"There was less interest from hotel developers when this project started" during the economic downturn, Mr. Cardell said, "so we moved to the apartments because that was a very interested market."
The hotel will be in the style of the Aloft chain's boutique hotels, which Mr. Wilson called "fun, cool and trendy. It will have small-plate food and a bar."
All plans are subject to alterations if the city's zoning and planning bodies require them. Mr. Wilson said the partners will need a special zoning exception for the apartment building, which is proposed at 120 feet, or 11 stories. The maximum for that zoning district is 85 feet. The rest of the project comes in at 75, Mr. Cardella said.
He said the partners "have had very preliminary discussions with the city and we will not be permitted a curb cut on Fifth Avenue."
That side of the development, across from the main part of Carlow University, will be a pedestrian entrance for apartment residents. The Forbes side will accommodate cars and service vehicles. The office building will sit above a three-and-a-half level parking deck, which will not be visible from the sidewalk.
The Forbes Avenue retail portion will feature a two-story glass atrium.
The parking capacity exceeds what the city would require, Mr. Wilson said. The partners took advantage of the city's allowance of a 30 percent reduction of minimum parking slots in exchange for bicycle parking.
"We're very cognizant that mass transit will serve the site well and bus rapid transit will enhance it even further when it comes," Mr. Cardella said.
A traffic study has yet to be done.
The apartments will be "top of the market," with corner terraces and a rooftop pool, Mr. Wilson said, adding, "but we haven't priced the units yet. We're still playing with the drawings."
He said a market study of possible tenants surprised him.
"We thought we'd be building student housing," he said. "But the demand is coming from 22- to 28-year-old professionals for studio and one-bedroom apartments.
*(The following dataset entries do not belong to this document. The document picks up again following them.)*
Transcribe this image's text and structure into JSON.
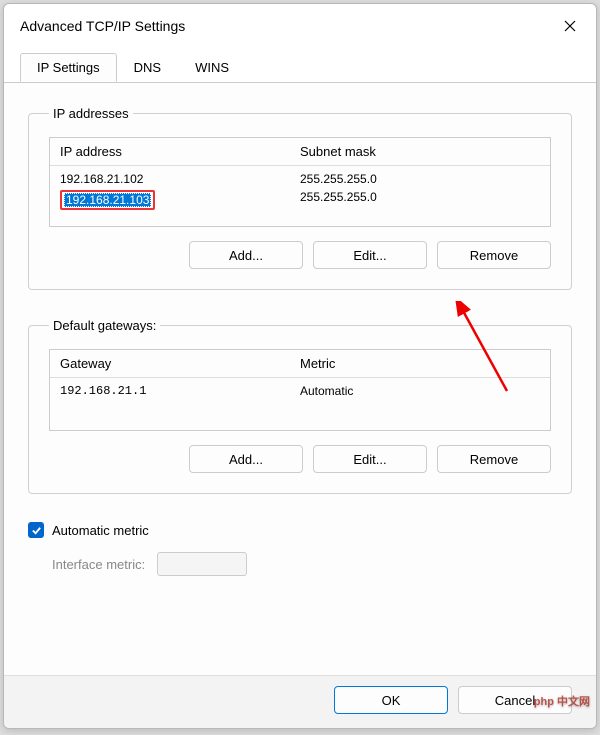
{
  "window": {
    "title": "Advanced TCP/IP Settings"
  },
  "tabs": [
    {
      "label": "IP Settings",
      "active": true
    },
    {
      "label": "DNS",
      "active": false
    },
    {
      "label": "WINS",
      "active": false
    }
  ],
  "ip_addresses": {
    "legend": "IP addresses",
    "headers": {
      "col1": "IP address",
      "col2": "Subnet mask"
    },
    "rows": [
      {
        "ip": "192.168.21.102",
        "mask": "255.255.255.0",
        "selected": false
      },
      {
        "ip": "192.168.21.103",
        "mask": "255.255.255.0",
        "selected": true
      }
    ],
    "buttons": {
      "add": "Add...",
      "edit": "Edit...",
      "remove": "Remove"
    }
  },
  "gateways": {
    "legend": "Default gateways:",
    "headers": {
      "col1": "Gateway",
      "col2": "Metric"
    },
    "rows": [
      {
        "gw": "192.168.21.1",
        "metric": "Automatic"
      }
    ],
    "buttons": {
      "add": "Add...",
      "edit": "Edit...",
      "remove": "Remove"
    }
  },
  "metric": {
    "auto_label": "Automatic metric",
    "auto_checked": true,
    "interface_label": "Interface metric:",
    "interface_value": ""
  },
  "footer": {
    "ok": "OK",
    "cancel": "Cancel"
  },
  "watermark": "php 中文网"
}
There will be a few with two bedrooms." He said the study indicated that a majority of residents would work within walking distance, "at Pitt and the hospitals."
The complex will include landscaped setbacks, street trees and a green roof on the Forbes side.
Allegheny County Council approved the sale of the health department building in 2009 but the actual sale took place last year, held up by the slow economy, Mr. Wilson said. After presenting the plan to about 20 Oakland residents, he said, "It will be good to get this started."
Residents' voiced few concerns about the plan but asked for assurances that parking at the complex would be sufficient to prevent potential encroachment into side streets.
Diana Nelson Jones: email@example.com or 412-263-1626. Read her blog City Walkabout at www.post-gazette.com/citywalk.